**Directions for this task:** Isolate every line in the data with the string "mysql" and copy it.

* * * * * * *

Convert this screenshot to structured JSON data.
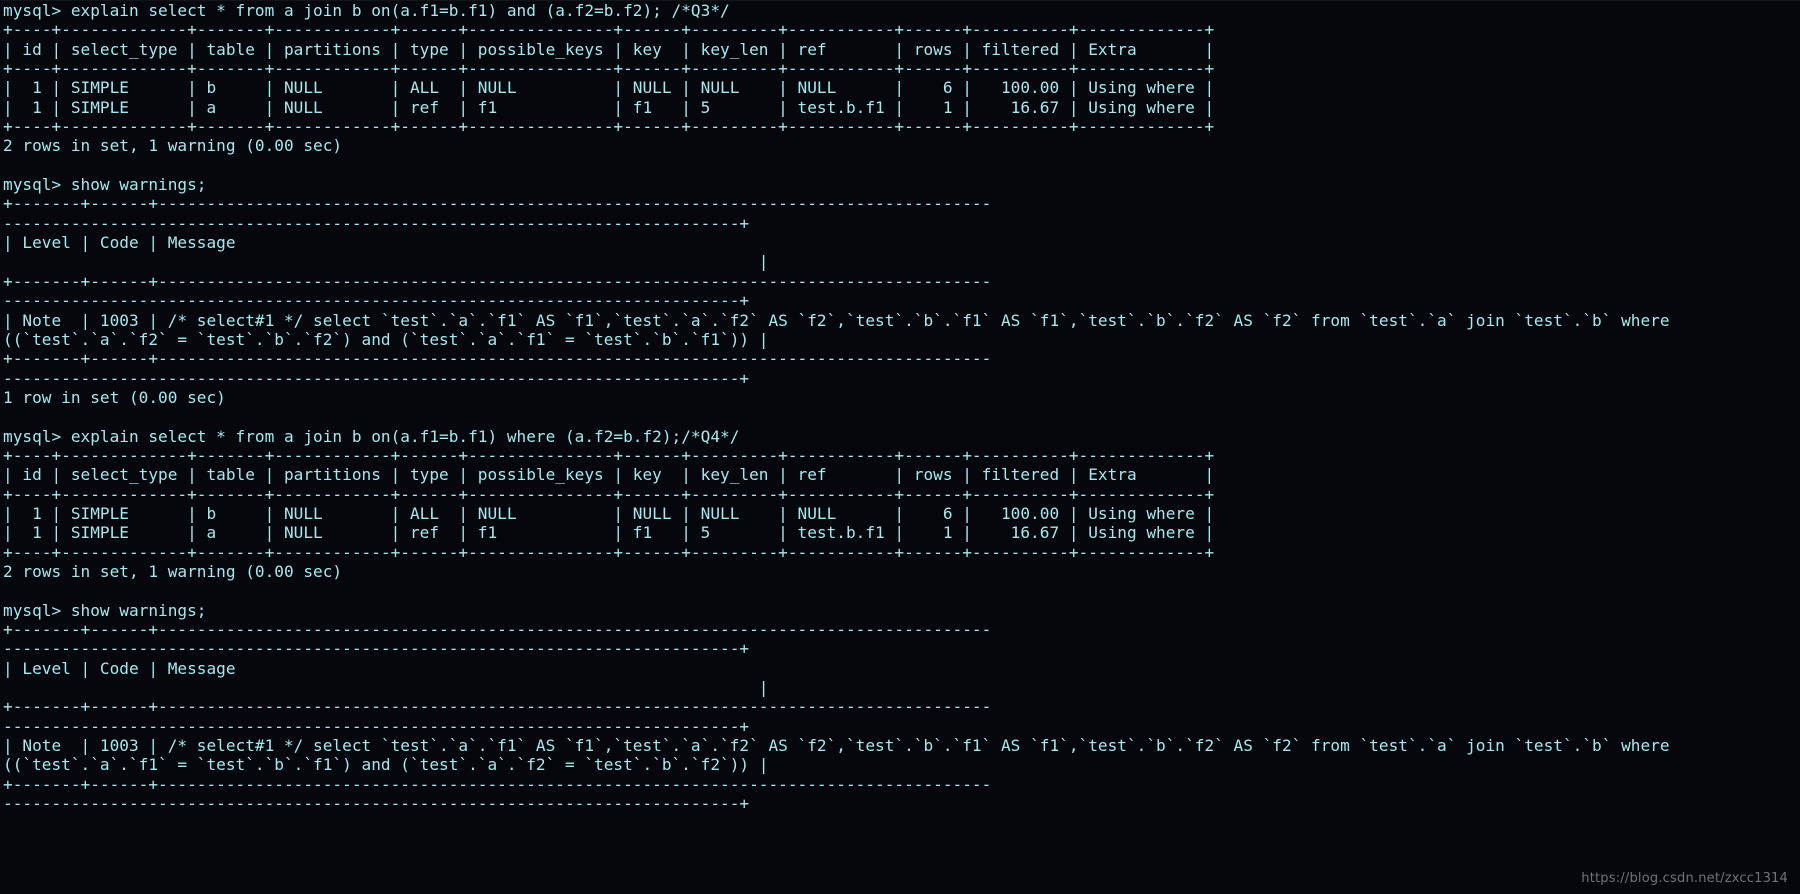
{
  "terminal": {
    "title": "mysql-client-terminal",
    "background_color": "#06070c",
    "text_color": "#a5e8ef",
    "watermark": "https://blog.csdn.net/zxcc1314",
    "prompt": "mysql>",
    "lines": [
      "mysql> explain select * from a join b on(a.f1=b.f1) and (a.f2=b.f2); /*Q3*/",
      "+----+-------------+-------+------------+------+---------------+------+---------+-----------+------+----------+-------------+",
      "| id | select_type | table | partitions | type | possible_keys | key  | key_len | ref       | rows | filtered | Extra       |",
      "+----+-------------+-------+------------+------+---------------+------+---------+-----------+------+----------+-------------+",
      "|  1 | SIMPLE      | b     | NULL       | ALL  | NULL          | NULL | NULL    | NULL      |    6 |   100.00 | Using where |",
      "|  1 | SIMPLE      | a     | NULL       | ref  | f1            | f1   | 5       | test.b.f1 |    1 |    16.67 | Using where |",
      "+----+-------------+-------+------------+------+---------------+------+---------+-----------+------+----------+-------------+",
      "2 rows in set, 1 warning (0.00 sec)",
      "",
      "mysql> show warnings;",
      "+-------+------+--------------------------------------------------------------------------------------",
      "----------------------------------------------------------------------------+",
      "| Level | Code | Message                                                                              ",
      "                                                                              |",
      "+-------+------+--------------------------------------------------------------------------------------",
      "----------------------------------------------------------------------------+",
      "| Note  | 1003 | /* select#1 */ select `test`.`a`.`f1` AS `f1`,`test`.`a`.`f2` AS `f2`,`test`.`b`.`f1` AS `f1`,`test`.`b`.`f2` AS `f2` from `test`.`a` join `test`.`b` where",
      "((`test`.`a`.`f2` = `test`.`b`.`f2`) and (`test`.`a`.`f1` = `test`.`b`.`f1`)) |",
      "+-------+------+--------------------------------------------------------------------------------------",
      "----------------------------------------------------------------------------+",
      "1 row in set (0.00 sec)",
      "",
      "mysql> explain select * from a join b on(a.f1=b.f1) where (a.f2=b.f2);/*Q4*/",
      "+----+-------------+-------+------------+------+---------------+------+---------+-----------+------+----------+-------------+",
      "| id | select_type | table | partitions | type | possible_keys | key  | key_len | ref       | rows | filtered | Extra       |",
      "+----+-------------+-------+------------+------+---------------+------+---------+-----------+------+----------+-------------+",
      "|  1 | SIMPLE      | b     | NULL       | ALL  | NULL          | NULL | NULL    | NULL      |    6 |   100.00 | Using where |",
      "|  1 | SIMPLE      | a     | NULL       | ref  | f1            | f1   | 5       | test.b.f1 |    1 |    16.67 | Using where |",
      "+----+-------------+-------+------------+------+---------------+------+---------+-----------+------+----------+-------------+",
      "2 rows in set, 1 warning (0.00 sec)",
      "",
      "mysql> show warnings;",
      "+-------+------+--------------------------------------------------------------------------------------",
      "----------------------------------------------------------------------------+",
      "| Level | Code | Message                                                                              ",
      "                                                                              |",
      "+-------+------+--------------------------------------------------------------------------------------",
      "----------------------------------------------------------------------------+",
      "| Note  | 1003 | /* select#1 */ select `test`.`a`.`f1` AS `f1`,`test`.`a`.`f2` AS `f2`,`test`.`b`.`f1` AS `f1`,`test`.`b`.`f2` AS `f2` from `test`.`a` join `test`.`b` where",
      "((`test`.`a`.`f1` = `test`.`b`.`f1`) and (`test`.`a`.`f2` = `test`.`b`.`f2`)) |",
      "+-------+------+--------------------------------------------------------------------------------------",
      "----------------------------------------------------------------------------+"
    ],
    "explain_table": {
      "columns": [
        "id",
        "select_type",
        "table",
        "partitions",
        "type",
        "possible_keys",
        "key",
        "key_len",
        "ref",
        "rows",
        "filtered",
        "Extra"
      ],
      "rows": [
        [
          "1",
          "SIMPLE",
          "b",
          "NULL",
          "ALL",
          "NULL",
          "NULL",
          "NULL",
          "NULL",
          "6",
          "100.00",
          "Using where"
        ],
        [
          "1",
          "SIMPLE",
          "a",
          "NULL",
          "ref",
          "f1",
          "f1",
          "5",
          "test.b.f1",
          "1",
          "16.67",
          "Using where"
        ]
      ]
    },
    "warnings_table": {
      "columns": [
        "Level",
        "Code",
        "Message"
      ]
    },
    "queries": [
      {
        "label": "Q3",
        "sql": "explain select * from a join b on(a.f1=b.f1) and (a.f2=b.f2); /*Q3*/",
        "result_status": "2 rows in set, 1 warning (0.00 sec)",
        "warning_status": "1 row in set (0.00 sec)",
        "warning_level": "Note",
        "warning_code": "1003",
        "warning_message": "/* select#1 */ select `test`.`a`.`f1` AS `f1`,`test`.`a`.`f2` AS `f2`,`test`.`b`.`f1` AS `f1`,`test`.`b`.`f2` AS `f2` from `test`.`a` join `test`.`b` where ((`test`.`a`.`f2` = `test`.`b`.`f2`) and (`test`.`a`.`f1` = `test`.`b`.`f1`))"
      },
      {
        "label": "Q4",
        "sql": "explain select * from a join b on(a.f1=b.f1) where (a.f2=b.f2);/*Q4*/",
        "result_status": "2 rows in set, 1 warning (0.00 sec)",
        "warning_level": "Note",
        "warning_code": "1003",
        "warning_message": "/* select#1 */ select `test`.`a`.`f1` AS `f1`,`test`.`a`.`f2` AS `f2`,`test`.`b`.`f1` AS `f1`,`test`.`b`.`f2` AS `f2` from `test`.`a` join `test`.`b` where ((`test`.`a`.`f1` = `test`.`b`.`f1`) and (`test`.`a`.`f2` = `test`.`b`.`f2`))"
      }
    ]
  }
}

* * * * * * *

**Written solution:**
    "title": "mysql-client-terminal",
    "prompt": "mysql>",
      "mysql> explain select * from a join b on(a.f1=b.f1) and (a.f2=b.f2); /*Q3*/",
      "mysql> show warnings;",
      "mysql> explain select * from a join b on(a.f1=b.f1) where (a.f2=b.f2);/*Q4*/",
      "mysql> show warnings;",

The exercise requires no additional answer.